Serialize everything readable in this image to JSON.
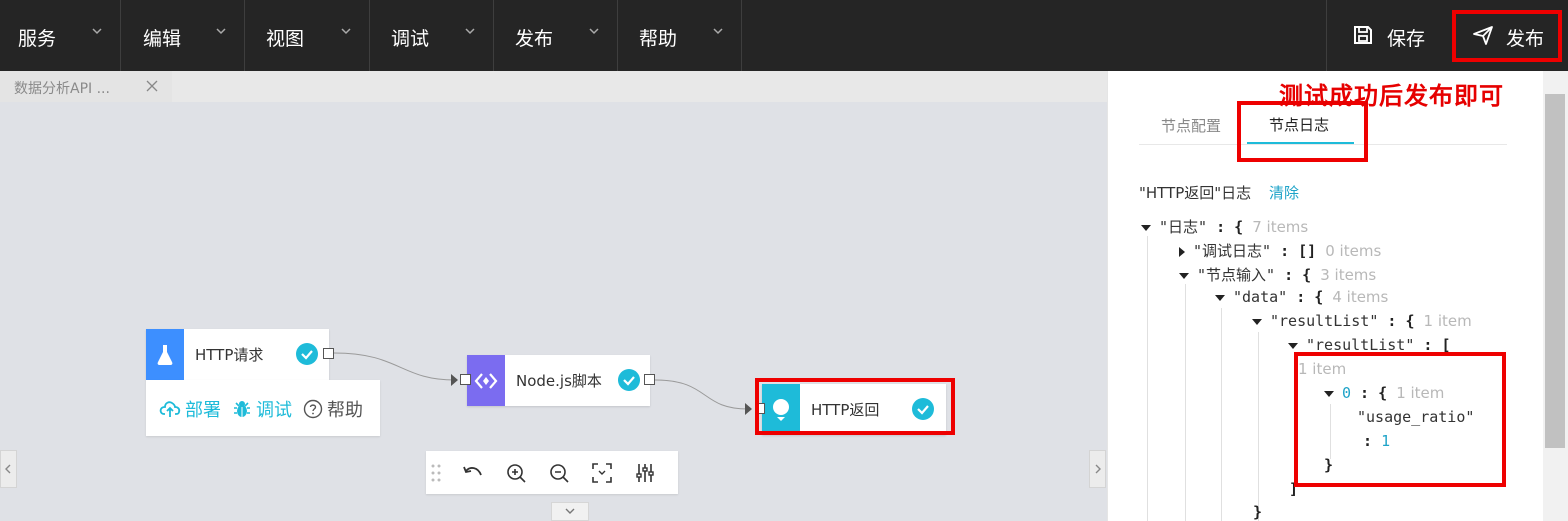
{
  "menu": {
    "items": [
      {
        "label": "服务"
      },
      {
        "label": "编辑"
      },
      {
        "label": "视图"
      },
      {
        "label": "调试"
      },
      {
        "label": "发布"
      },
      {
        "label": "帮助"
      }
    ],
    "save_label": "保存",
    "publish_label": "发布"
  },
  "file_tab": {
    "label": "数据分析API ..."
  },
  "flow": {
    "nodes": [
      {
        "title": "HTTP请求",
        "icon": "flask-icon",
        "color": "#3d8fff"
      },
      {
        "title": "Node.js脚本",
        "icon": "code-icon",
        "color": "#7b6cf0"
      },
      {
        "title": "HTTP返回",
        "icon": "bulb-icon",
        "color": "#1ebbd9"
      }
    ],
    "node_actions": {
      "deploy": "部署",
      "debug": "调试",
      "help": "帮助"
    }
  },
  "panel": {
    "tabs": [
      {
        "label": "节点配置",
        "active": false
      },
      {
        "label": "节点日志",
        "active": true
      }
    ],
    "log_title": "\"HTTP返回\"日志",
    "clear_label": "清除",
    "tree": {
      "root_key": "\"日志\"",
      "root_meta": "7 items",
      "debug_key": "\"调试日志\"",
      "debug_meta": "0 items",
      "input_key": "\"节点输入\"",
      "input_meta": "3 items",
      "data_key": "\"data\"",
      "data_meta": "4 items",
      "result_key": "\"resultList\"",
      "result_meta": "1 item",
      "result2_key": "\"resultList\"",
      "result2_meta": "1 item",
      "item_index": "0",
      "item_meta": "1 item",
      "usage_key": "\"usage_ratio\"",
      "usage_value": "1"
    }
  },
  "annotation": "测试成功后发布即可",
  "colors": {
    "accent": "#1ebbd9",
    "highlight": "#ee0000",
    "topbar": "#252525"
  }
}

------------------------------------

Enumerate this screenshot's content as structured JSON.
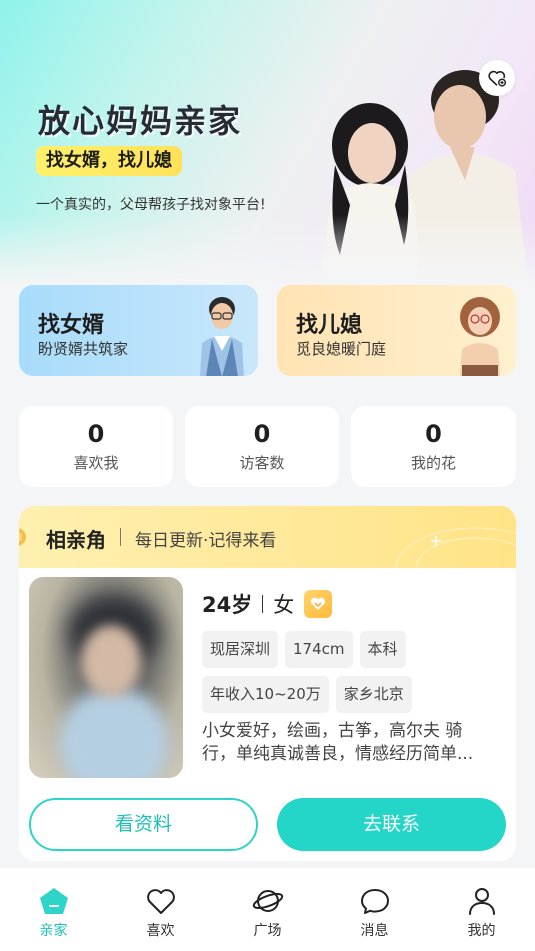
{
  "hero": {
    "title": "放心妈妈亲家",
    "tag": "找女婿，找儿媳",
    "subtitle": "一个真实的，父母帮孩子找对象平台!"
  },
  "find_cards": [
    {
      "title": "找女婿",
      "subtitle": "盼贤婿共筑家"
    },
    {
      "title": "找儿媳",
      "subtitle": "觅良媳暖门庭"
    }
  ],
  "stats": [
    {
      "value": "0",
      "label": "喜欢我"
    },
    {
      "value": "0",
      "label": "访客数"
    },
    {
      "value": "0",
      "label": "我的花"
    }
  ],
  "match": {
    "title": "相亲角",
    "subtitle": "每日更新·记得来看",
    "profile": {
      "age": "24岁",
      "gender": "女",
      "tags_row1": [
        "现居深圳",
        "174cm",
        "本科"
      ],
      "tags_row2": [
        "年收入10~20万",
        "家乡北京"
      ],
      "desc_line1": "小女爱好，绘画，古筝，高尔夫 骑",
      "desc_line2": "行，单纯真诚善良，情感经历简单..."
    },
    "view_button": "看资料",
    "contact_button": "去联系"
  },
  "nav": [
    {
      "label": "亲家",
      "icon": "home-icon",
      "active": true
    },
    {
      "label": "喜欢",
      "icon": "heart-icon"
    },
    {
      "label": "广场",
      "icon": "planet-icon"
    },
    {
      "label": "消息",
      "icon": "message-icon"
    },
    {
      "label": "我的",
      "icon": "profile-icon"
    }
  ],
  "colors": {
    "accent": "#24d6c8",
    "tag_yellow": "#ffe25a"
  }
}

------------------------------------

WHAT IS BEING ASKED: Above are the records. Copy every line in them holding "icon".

OUTPUT:
        "icon": "flask-icon",
        "icon": "code-icon",
        "icon": "bulb-icon",
      "icon": "home-icon",
      "icon": "heart-icon"
      "icon": "planet-icon"
      "icon": "message-icon"
      "icon": "profile-icon"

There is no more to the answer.